─── Task material

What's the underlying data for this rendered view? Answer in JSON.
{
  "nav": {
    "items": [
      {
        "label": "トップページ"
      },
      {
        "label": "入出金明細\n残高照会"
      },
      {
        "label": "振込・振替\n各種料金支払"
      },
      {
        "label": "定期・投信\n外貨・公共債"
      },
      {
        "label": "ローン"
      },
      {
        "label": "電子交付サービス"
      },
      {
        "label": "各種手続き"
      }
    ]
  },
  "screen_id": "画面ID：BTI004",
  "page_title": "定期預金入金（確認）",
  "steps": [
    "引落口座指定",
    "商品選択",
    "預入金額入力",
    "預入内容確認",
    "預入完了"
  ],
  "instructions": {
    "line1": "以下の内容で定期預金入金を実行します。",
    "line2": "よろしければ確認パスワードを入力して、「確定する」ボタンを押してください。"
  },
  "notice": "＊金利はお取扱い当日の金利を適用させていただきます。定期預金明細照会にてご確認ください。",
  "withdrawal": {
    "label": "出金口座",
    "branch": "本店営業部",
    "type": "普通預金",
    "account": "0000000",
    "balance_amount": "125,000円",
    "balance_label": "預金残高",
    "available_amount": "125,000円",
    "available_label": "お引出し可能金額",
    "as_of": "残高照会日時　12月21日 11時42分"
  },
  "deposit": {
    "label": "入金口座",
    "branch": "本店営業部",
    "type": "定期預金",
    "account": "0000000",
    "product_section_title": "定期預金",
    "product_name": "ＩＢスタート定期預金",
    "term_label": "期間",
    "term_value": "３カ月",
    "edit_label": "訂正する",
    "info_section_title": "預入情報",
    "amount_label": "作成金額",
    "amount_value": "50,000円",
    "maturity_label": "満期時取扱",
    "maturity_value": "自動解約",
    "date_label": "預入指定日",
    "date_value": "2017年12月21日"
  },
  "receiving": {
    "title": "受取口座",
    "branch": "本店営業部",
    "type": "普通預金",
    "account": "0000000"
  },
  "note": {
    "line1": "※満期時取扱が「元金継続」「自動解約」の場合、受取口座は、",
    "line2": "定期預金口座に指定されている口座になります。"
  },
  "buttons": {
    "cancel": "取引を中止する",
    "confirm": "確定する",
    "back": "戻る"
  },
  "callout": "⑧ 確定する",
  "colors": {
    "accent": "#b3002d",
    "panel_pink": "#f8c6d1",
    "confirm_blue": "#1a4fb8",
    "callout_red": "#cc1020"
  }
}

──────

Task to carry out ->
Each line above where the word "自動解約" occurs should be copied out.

Output for this exercise ->
    "maturity_value": "自動解約",
    "line1": "※満期時取扱が「元金継続」「自動解約」の場合、受取口座は、",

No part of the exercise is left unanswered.